The failure to recognize such people is the problem, and they are often concealed behind jealousy, inflated egos, and overly educated process driven knuckle-draggers. Even the best leaders were hated even when they were loved. People love the results, but they hate that they can’t emulate a leader through processes, graphs, and structural definitions. There isn’t a class at West Point that can properly teach leadership and there isn’t a single course anywhere that can teach the proper behavior. It comes to some people naturally who love to stand in the fire at the front of the train. Leadership takes a natural courage that is vacant from most people, and if a society wants more leaders—it has to create an environment that produces more of them. But more often than when potential leaders are discovered within government schools they are beat into submission before they get out of the fifth grade and destroyed like baby seals surrounded by sharks that just want a meal. Most leaders are destroyed before they ever make it to adulthood. Today’s real leaders are taught early and often to stand at the back of the train and to shut up. So, not knowing any better, they do—and live desperate lives unfulfilled quietly screaming in silence to words that can’t be articulated.

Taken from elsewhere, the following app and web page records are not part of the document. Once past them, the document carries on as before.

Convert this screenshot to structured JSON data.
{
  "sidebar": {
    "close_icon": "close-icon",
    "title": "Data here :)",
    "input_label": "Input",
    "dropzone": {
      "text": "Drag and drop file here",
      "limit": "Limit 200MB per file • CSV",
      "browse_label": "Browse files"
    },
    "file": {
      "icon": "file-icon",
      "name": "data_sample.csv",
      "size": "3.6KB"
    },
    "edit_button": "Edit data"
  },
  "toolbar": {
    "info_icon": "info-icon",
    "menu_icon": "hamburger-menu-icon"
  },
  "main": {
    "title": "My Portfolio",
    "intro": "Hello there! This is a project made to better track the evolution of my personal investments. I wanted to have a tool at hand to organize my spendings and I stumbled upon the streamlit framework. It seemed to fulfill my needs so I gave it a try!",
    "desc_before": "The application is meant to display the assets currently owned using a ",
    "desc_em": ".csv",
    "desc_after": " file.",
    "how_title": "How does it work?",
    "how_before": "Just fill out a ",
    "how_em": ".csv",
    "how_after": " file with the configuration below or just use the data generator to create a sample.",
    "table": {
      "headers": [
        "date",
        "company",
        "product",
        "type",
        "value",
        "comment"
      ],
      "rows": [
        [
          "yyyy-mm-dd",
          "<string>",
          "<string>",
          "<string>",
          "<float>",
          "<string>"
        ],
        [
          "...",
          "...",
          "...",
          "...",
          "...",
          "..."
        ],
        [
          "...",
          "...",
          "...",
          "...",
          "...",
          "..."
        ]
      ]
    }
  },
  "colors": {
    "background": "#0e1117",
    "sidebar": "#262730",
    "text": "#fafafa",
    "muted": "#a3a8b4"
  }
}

For more on this topic read my article “Making Omelets: The essence of leadership” which features several videos of Gordon Ramsay the popular chef and television personality who is famous for fixing failed restaurants. There are millions upon millions of people who can cook, and there are hundreds of others who have made successful television careers out of cooking. But Ramsay is different. It’s because he makes decisions at the front of the train instead of the back—and that skill is one of the most unusual in the world—the culinary world is much, much better off.   Whether its food, war, or just aspects of manufacturing, real leaders are hard to come by, but when they are found, they are more precious than a treasure trove of wealth discovered.   They have the ability to see and guide others through dangers not yet seen and can create what’s needed before anybody even understands why. But before one can be a leader they must have courage—because the front of the train is scary. And that is why organizations without good leadership languish in bureaucracy. Because they have to go slow enough for the cowards in the back to make a decision—and that is a promise of inevitable failure—because the competition out there will likely happen across a leader—and they won’t be moving slowly—they’ll travel fast because they have a leader at the front of the train. It’s not the size of an organization that makes it successful; it’s about the quality of their leadership. And to understand that, quality has to be understood—which is the topic of a whole new article.

Rich Hoffman